**YOUR OBJECTIVE:**
For each line of the listing below that contains the string "chevron", copy the line.

**EXERCISE INPUT:**
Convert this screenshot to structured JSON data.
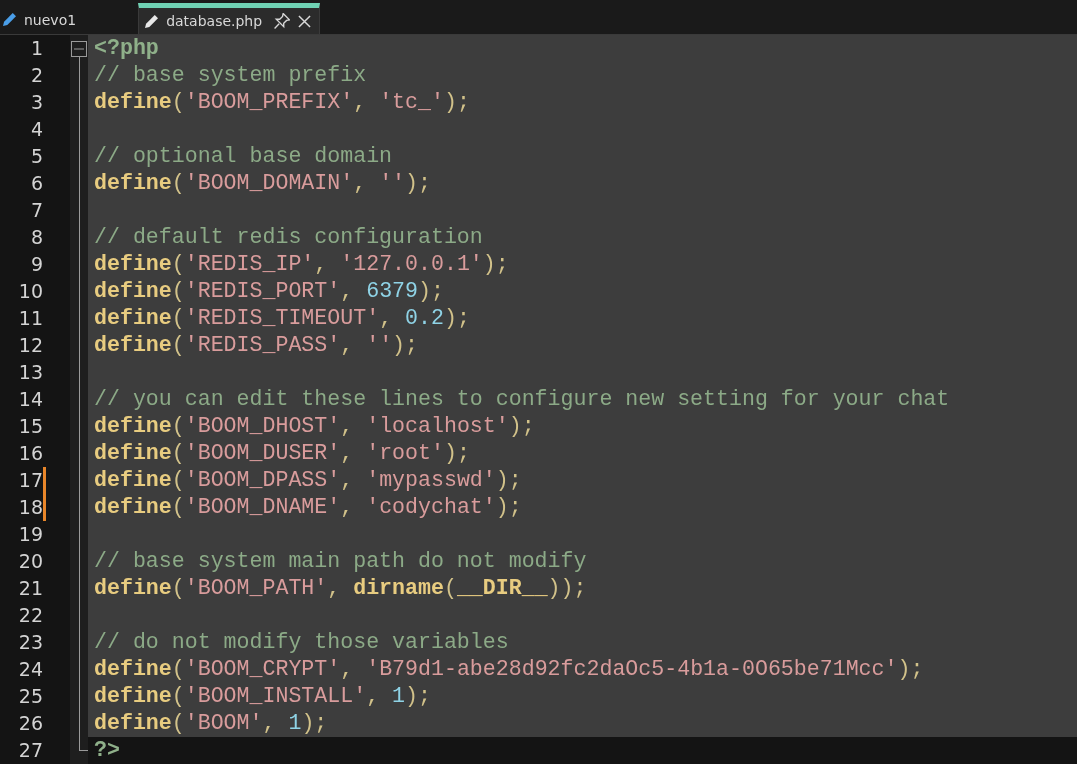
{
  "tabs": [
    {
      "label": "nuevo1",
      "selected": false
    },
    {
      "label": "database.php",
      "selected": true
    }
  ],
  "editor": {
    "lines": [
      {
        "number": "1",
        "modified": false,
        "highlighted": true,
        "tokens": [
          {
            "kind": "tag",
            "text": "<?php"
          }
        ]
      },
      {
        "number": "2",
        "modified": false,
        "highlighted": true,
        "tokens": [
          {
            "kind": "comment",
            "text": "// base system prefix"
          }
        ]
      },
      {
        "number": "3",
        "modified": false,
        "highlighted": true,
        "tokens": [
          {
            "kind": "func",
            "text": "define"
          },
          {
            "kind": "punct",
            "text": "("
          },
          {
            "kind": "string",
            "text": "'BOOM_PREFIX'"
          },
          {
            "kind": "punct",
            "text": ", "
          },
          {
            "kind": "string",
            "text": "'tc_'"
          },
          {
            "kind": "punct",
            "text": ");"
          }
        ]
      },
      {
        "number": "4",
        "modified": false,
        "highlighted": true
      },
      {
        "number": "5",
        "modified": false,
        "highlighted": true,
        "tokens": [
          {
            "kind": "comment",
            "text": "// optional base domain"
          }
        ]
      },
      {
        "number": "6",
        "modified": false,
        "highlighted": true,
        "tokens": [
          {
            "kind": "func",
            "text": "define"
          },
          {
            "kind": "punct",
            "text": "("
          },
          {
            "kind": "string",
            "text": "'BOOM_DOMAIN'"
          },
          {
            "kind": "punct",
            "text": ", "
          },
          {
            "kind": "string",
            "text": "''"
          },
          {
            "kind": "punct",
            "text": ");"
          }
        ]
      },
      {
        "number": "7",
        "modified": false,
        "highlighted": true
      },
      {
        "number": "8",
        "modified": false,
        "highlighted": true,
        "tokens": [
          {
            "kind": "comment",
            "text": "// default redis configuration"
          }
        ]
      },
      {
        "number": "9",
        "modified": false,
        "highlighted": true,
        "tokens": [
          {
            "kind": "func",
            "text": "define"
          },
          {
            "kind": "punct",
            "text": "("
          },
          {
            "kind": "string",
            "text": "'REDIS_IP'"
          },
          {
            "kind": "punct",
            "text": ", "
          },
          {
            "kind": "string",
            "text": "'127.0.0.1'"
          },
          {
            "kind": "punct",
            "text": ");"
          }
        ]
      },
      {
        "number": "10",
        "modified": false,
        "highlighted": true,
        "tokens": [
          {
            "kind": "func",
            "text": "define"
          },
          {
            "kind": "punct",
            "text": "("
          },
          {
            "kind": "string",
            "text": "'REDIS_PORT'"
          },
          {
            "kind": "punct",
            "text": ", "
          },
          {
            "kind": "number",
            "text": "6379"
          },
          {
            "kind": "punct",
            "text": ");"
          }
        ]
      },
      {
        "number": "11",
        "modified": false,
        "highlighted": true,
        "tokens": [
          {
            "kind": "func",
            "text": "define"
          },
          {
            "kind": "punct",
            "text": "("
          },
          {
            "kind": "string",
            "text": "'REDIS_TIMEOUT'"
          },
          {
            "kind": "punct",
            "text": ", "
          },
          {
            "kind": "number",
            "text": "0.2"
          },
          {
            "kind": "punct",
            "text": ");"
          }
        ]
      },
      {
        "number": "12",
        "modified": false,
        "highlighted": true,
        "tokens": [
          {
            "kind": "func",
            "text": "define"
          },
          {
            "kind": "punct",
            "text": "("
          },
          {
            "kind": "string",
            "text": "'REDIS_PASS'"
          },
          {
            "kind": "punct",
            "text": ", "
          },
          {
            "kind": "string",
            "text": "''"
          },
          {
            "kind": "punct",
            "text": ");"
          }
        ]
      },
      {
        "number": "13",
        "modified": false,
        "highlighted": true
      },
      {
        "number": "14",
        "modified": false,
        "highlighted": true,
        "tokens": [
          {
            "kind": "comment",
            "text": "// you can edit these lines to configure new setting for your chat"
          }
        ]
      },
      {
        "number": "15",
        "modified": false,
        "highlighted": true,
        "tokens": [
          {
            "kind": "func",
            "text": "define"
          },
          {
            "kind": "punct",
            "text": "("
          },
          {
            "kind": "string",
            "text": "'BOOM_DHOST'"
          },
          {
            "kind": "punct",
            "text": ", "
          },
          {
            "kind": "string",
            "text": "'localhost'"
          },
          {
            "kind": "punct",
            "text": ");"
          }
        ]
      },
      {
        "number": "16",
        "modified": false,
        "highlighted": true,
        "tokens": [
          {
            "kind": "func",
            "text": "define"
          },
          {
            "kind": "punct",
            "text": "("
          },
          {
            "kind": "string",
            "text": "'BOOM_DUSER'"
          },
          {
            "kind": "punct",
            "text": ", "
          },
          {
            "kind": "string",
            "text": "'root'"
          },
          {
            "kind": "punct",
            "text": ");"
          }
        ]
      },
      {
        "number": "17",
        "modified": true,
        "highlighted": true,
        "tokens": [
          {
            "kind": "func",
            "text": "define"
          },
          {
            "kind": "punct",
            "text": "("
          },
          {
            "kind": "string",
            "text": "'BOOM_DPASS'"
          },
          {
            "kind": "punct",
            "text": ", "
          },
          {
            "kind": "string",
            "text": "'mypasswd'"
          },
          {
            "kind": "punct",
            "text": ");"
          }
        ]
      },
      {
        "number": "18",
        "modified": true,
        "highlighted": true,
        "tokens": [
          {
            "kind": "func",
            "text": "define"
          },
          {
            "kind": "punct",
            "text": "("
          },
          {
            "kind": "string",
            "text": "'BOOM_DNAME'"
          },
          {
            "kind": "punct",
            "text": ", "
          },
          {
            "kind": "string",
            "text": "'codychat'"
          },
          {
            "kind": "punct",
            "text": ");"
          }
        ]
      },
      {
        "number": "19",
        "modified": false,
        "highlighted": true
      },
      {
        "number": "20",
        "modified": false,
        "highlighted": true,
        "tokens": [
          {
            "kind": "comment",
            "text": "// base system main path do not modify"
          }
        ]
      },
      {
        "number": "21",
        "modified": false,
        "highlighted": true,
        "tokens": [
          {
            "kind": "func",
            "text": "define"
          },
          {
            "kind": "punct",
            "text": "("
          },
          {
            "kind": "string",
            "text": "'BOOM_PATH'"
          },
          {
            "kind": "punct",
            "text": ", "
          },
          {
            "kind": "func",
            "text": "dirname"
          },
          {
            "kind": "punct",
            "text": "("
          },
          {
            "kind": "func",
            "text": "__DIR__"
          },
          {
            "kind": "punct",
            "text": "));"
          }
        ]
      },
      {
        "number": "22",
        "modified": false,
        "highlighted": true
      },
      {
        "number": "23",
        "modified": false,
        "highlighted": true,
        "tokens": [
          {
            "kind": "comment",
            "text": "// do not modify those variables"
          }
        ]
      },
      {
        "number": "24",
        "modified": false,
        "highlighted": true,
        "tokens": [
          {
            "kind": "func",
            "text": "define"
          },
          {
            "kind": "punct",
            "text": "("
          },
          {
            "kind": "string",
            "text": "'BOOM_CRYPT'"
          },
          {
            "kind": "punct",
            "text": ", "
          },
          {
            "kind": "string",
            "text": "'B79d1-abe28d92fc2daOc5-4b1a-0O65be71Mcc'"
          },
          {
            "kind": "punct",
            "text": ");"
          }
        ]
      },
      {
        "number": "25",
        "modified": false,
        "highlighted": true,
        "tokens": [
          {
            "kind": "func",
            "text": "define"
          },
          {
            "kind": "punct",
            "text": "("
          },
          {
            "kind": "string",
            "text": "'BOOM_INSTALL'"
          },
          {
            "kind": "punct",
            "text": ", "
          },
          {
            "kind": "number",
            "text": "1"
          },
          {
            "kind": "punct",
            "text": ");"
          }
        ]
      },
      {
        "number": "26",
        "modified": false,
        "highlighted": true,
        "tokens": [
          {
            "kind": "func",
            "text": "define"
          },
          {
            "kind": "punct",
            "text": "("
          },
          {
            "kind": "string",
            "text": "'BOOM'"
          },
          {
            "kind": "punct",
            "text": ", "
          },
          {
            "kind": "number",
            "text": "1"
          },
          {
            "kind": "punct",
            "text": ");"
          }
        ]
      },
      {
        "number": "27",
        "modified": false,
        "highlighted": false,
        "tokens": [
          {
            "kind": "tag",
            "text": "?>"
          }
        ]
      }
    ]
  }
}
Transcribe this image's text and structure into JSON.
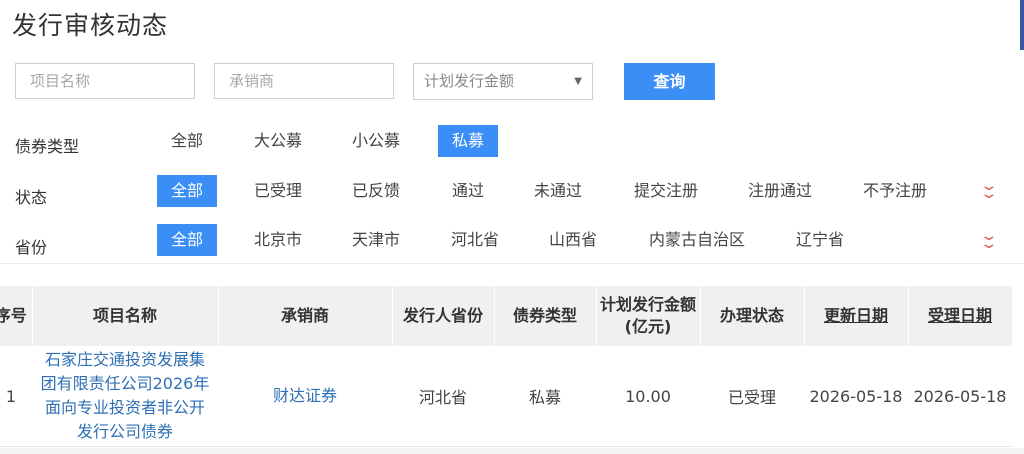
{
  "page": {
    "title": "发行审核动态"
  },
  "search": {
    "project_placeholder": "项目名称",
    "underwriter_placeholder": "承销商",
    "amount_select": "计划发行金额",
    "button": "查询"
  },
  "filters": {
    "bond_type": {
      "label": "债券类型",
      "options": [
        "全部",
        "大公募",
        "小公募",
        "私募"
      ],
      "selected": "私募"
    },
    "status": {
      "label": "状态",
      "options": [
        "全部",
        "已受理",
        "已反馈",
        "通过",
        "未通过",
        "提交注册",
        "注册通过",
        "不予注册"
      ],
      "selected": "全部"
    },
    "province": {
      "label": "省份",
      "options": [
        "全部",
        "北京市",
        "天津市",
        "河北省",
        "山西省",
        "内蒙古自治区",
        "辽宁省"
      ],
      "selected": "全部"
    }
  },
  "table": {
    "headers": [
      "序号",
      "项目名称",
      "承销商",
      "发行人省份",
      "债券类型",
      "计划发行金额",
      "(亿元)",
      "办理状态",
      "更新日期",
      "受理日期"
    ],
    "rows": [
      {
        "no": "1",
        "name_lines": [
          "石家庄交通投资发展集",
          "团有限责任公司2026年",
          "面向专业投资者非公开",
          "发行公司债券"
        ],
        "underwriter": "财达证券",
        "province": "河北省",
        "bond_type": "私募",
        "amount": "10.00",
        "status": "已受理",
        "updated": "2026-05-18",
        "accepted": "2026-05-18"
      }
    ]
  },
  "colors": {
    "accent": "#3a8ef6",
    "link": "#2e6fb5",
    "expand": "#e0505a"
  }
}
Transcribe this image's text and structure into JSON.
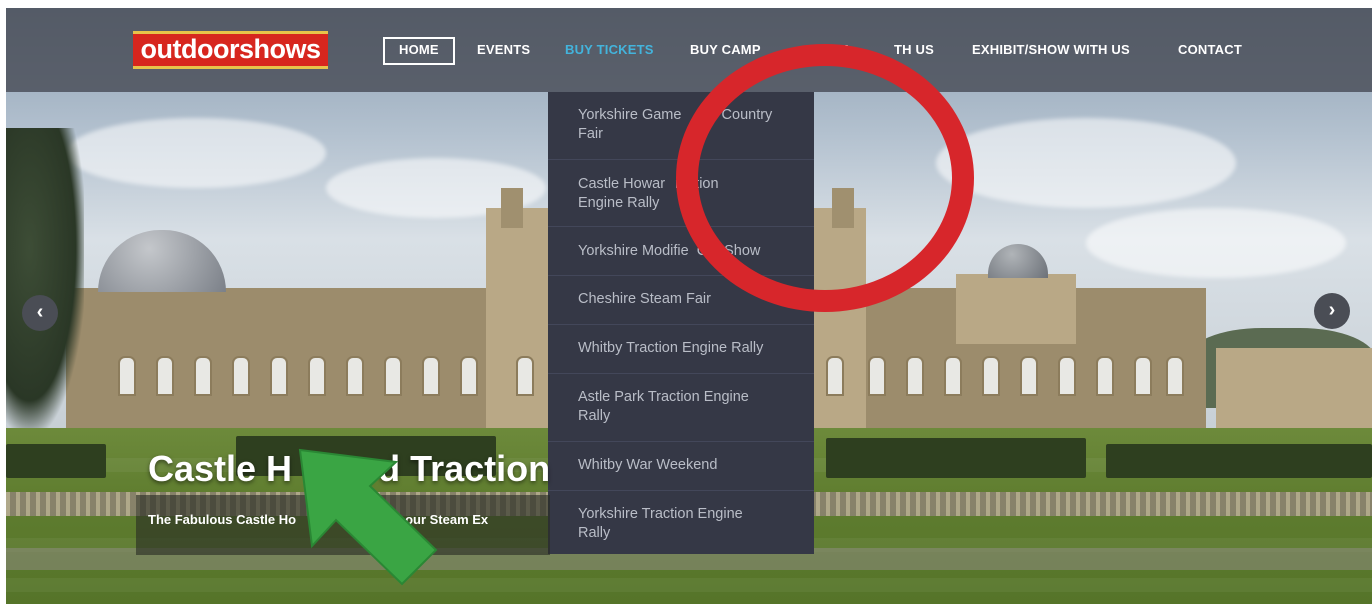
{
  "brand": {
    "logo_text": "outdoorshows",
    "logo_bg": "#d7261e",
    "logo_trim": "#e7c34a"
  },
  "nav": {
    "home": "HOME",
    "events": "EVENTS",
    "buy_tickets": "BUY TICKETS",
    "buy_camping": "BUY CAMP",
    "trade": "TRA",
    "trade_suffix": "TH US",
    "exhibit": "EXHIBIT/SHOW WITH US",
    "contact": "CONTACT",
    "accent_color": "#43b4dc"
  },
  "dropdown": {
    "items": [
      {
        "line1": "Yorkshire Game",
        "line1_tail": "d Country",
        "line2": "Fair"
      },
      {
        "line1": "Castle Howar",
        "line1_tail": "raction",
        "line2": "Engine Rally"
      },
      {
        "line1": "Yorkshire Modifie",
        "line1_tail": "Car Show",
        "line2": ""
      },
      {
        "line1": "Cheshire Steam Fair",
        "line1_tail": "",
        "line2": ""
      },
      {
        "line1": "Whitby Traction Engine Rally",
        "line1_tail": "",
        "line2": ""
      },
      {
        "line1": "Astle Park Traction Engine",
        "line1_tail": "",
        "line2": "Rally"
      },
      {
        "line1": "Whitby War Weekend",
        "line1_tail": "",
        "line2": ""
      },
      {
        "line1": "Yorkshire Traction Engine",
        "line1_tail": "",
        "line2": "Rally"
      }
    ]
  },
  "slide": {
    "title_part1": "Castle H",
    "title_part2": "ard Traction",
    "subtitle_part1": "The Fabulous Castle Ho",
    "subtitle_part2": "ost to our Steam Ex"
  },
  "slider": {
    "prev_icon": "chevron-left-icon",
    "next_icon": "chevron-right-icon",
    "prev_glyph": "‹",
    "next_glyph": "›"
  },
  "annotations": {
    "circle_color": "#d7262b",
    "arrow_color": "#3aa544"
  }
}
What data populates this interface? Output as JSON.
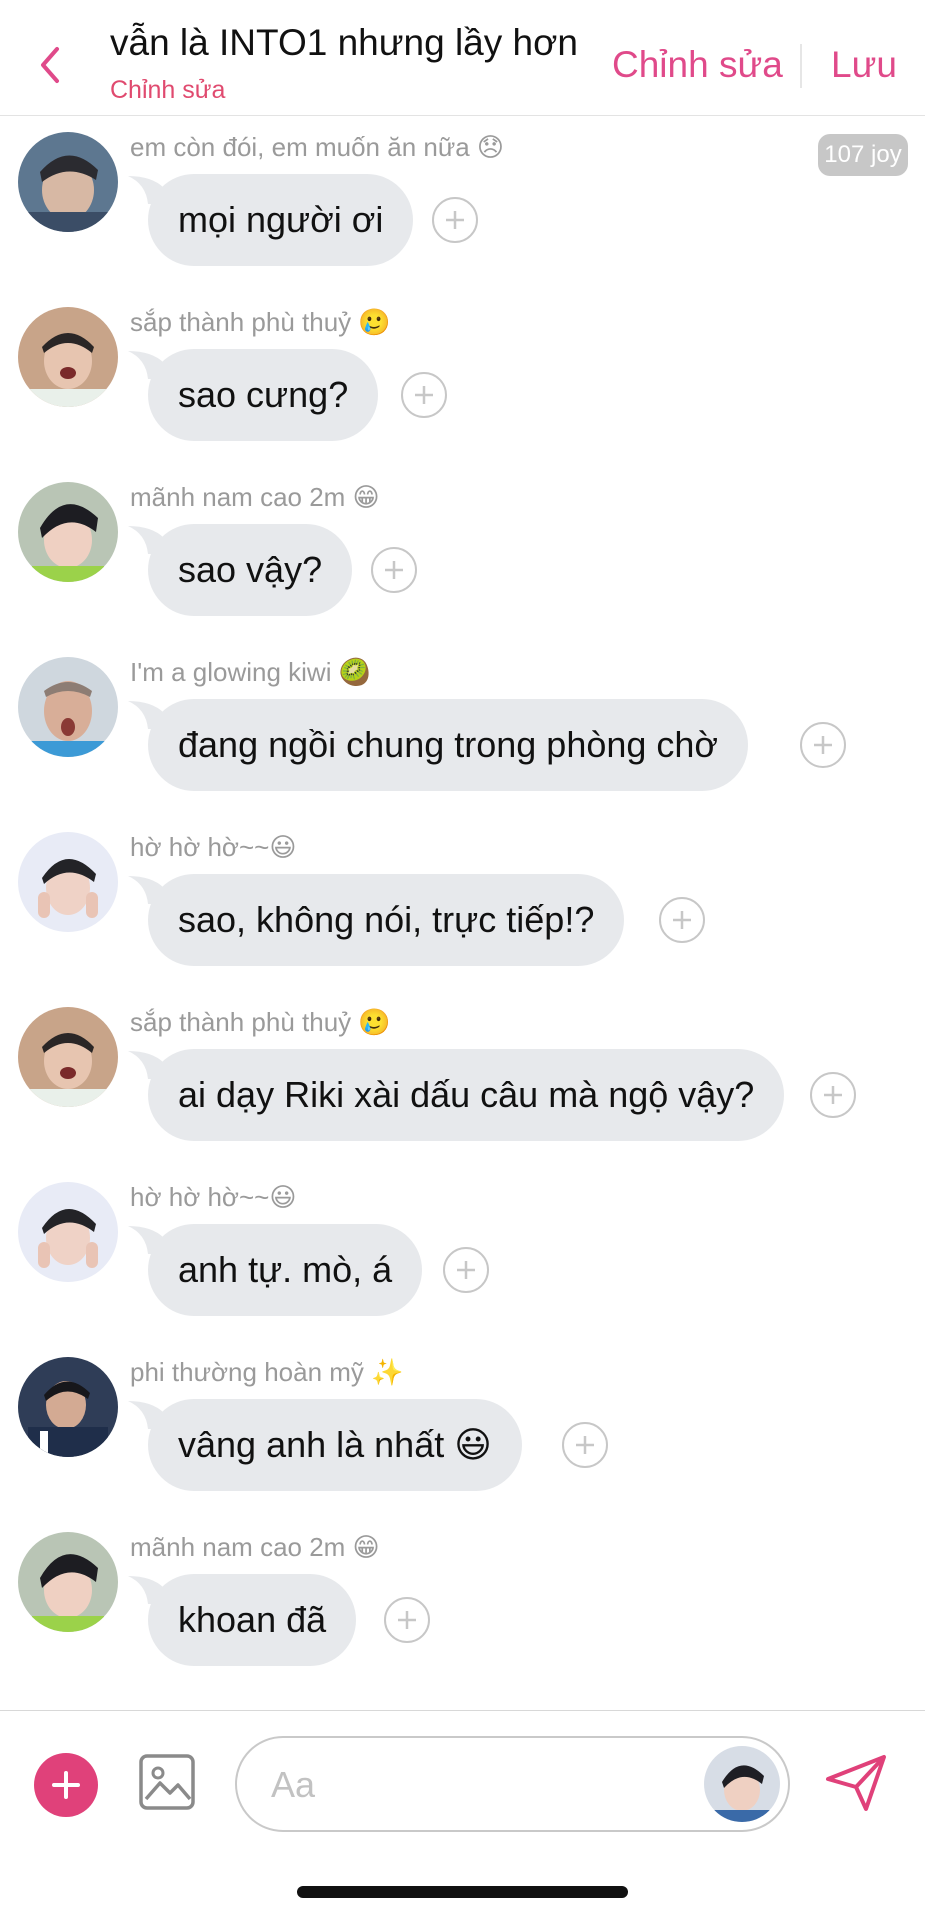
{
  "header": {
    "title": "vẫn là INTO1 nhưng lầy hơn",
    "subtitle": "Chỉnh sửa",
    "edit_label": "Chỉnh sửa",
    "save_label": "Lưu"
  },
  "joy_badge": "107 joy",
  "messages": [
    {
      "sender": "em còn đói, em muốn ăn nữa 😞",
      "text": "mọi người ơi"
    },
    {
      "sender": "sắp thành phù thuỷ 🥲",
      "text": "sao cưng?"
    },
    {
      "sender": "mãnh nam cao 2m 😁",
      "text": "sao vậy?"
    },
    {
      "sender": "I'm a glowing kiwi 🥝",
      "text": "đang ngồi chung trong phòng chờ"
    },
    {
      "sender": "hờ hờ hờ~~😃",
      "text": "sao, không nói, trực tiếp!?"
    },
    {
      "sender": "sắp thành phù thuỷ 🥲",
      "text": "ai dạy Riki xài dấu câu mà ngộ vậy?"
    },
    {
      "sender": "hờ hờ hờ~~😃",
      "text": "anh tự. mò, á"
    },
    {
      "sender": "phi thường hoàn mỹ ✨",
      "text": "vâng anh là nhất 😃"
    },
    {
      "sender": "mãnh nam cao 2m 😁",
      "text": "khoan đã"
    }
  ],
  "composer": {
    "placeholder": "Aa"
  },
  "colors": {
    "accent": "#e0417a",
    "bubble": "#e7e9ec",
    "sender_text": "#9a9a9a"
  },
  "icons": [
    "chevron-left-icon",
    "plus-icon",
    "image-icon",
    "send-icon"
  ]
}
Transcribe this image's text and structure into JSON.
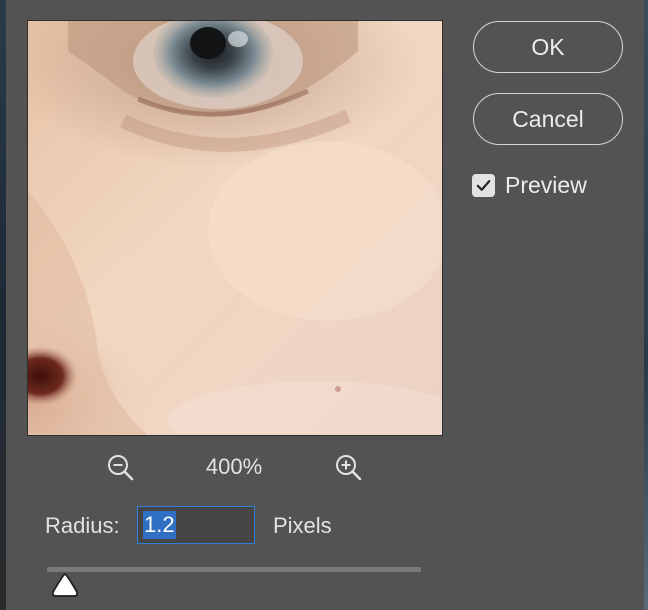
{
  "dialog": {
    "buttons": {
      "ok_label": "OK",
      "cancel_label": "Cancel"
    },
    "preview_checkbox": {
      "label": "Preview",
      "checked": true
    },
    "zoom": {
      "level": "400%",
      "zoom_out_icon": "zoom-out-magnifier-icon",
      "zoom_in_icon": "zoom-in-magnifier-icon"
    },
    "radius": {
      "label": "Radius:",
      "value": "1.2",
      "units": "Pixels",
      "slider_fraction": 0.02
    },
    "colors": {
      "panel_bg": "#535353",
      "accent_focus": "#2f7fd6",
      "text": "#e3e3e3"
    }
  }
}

**SOLUTION TO THIS TASK:**
    "prev_icon": "chevron-left-icon",
    "next_icon": "chevron-right-icon",
    "chevron-left-icon",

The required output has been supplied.